§ RAW DATA
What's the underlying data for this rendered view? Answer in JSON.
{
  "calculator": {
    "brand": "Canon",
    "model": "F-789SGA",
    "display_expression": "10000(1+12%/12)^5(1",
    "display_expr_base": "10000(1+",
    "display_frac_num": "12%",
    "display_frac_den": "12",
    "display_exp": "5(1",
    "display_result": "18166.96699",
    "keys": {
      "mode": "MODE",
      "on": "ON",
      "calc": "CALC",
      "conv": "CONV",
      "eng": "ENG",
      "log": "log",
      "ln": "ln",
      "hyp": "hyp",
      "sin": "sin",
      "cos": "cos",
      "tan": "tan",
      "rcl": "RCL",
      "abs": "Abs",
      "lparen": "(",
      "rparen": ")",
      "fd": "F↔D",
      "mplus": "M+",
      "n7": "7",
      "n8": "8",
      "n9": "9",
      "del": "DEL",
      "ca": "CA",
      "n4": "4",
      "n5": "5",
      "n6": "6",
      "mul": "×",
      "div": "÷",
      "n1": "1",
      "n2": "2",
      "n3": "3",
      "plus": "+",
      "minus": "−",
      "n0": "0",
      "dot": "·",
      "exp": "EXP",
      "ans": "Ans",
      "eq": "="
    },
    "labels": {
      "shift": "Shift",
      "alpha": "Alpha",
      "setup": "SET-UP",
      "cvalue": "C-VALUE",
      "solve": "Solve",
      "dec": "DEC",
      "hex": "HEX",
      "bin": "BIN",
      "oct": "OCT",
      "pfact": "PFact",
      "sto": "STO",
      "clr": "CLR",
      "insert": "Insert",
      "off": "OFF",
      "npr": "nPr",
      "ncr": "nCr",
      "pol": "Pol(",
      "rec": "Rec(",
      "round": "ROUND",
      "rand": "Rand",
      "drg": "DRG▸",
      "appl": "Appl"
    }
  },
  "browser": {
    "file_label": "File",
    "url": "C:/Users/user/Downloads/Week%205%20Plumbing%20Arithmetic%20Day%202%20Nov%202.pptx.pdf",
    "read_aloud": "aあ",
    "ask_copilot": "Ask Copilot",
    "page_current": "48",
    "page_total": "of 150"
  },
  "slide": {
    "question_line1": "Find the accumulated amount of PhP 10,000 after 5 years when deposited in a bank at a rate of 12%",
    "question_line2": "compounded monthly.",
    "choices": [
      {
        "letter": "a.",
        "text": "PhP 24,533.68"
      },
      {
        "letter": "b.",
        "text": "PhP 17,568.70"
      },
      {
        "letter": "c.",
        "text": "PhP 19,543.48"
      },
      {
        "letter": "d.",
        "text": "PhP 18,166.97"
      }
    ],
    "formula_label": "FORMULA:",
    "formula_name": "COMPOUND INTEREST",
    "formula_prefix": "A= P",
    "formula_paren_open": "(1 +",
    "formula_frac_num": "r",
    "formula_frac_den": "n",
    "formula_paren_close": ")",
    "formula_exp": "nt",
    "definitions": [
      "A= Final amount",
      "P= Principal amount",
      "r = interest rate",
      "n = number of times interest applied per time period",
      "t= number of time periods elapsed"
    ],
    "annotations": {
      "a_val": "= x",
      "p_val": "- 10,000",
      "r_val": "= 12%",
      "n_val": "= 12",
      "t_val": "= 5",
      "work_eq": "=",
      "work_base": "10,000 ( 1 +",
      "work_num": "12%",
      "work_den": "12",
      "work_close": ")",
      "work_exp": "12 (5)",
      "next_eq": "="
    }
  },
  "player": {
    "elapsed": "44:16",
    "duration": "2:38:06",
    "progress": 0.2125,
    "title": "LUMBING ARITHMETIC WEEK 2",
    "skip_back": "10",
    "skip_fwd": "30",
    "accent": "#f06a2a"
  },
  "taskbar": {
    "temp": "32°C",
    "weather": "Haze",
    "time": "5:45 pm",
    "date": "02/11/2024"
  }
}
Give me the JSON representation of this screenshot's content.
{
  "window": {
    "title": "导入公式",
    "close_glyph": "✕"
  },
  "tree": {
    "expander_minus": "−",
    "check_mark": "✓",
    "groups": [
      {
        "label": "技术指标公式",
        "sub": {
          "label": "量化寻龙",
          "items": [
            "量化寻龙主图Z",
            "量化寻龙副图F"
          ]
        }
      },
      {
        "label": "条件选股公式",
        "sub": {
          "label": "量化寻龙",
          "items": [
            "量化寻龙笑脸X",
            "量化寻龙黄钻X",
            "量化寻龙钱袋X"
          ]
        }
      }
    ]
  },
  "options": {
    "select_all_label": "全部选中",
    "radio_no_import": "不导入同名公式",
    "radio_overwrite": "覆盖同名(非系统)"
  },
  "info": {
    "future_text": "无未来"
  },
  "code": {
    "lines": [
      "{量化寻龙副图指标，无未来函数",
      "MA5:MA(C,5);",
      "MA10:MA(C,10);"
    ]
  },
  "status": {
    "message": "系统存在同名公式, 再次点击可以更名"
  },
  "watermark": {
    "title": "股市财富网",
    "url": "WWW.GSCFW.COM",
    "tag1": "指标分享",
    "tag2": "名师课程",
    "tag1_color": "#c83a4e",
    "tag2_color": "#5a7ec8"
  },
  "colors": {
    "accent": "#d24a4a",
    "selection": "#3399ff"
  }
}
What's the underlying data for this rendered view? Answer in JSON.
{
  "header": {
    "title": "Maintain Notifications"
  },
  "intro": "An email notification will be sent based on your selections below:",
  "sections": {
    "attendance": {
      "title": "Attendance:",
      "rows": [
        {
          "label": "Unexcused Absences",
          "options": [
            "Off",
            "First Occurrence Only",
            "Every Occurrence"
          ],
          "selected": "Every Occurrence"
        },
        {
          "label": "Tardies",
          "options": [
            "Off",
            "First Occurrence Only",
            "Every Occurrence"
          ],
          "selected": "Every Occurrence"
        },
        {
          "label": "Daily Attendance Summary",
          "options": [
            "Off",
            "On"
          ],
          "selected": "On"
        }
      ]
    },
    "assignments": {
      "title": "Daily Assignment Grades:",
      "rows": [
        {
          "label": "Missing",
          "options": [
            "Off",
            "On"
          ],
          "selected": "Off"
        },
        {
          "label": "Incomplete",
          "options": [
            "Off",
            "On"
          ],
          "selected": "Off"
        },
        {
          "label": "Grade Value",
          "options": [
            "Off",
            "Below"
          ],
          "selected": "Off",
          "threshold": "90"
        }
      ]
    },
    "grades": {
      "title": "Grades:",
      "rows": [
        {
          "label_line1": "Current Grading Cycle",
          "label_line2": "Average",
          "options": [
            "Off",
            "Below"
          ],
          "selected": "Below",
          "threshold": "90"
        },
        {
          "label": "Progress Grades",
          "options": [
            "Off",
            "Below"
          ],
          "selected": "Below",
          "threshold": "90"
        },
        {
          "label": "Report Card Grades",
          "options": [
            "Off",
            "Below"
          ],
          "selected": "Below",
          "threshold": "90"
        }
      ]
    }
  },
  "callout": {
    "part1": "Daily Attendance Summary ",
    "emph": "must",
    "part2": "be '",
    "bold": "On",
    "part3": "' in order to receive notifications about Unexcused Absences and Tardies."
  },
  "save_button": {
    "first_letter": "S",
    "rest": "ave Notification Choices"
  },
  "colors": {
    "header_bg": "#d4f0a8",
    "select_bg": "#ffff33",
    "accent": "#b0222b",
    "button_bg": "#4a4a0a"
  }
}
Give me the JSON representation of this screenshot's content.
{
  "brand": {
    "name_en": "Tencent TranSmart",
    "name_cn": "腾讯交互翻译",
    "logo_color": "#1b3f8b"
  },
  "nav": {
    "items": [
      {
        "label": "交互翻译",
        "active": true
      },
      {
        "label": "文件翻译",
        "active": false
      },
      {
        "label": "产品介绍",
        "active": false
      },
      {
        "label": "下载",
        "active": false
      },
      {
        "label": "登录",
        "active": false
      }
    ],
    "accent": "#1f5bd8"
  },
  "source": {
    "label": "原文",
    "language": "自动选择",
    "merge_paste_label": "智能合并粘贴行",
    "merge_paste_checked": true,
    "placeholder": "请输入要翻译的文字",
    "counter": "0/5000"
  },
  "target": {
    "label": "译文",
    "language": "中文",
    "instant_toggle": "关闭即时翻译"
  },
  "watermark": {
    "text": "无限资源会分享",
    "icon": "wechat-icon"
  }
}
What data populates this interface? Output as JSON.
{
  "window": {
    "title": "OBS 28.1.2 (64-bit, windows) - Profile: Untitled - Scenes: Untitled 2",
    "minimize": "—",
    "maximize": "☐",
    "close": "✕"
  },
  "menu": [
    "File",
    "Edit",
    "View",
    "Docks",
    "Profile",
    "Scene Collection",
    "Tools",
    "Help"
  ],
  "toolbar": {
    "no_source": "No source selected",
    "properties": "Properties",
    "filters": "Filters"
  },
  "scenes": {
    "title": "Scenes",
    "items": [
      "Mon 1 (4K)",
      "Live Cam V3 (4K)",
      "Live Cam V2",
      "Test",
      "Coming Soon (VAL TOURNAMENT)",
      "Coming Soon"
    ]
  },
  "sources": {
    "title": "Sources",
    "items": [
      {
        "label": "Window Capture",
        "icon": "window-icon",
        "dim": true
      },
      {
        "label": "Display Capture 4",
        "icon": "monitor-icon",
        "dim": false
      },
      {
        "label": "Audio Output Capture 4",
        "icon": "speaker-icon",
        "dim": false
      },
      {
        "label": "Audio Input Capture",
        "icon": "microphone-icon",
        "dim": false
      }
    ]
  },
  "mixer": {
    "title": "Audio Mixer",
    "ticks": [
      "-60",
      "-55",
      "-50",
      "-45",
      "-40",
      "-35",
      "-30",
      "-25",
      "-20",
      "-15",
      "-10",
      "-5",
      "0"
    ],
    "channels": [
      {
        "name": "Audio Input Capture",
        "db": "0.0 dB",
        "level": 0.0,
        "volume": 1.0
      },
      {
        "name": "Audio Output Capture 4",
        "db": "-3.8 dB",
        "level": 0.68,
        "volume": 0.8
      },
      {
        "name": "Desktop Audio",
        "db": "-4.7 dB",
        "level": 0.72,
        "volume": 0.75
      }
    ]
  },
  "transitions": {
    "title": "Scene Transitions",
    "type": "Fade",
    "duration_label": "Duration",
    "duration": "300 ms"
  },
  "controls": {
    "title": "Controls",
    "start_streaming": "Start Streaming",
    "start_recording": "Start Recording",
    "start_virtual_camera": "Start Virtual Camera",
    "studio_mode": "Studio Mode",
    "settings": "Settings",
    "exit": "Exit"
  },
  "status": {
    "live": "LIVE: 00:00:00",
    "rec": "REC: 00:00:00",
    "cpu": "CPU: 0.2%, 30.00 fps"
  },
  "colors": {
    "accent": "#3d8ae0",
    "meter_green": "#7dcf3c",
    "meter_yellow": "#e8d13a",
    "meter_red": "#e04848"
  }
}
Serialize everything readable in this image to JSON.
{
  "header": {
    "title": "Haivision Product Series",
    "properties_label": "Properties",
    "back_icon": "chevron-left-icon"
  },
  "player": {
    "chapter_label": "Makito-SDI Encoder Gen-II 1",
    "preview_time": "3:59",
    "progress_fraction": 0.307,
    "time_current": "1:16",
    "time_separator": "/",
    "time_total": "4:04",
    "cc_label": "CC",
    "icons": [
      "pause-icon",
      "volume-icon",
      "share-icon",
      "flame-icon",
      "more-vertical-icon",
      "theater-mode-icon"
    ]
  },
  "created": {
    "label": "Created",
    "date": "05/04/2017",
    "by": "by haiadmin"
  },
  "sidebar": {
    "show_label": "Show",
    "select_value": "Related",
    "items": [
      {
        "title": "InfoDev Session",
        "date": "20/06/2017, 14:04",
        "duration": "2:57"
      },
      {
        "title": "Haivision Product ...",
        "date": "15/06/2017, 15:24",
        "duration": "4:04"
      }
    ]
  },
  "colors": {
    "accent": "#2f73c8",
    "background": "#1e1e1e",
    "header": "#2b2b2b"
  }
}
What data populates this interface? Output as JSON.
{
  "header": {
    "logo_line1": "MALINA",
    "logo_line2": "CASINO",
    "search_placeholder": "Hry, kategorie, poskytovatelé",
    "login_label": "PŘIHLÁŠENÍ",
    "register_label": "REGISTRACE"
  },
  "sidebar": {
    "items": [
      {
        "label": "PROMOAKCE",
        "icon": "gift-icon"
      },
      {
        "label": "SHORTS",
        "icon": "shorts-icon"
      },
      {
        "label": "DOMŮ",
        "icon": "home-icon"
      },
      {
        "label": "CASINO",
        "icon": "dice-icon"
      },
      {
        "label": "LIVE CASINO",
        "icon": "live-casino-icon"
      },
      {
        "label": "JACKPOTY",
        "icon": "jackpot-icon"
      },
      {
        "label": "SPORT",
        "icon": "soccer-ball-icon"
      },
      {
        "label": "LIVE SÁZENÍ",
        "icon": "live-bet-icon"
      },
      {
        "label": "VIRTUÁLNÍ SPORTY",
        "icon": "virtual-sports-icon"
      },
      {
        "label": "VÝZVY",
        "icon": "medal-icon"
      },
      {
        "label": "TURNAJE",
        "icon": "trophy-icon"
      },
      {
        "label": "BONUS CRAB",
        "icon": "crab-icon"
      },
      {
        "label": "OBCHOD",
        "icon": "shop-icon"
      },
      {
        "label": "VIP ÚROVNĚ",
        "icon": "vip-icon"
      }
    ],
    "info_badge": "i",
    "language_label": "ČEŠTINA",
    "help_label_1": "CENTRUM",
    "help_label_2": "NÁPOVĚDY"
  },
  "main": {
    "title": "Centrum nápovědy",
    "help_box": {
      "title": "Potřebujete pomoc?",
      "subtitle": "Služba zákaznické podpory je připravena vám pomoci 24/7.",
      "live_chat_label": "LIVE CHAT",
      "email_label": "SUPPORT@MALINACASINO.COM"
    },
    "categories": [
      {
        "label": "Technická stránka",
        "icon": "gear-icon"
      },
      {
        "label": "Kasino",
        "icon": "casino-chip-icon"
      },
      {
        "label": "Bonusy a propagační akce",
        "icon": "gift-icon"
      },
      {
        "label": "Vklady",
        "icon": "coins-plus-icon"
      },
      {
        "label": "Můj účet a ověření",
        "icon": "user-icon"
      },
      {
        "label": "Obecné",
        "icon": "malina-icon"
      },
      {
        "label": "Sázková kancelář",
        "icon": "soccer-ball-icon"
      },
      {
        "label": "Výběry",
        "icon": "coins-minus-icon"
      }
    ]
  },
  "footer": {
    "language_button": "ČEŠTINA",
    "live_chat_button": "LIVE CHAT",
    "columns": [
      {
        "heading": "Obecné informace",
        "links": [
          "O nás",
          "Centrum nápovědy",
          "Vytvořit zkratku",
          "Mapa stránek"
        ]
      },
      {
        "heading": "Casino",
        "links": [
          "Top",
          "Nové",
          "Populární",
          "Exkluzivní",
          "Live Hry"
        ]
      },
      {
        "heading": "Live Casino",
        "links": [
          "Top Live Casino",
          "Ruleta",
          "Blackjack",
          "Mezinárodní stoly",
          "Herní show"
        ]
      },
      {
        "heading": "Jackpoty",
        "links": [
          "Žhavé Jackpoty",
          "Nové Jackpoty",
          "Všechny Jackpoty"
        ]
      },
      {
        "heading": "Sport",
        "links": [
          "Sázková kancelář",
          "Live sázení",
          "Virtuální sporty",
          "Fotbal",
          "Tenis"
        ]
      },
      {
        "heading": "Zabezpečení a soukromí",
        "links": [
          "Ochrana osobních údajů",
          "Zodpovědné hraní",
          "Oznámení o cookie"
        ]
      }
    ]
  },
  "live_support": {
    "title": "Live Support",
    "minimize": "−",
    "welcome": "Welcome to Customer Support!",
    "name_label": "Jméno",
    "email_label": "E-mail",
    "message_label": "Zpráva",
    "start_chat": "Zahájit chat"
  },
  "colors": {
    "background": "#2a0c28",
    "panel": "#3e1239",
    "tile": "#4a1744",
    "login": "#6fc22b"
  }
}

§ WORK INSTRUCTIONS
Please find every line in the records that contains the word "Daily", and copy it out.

§ SOLVED EXERCISE
          "label": "Daily Attendance Summary",
      "title": "Daily Assignment Grades:",
    "part1": "Daily Attendance Summary ",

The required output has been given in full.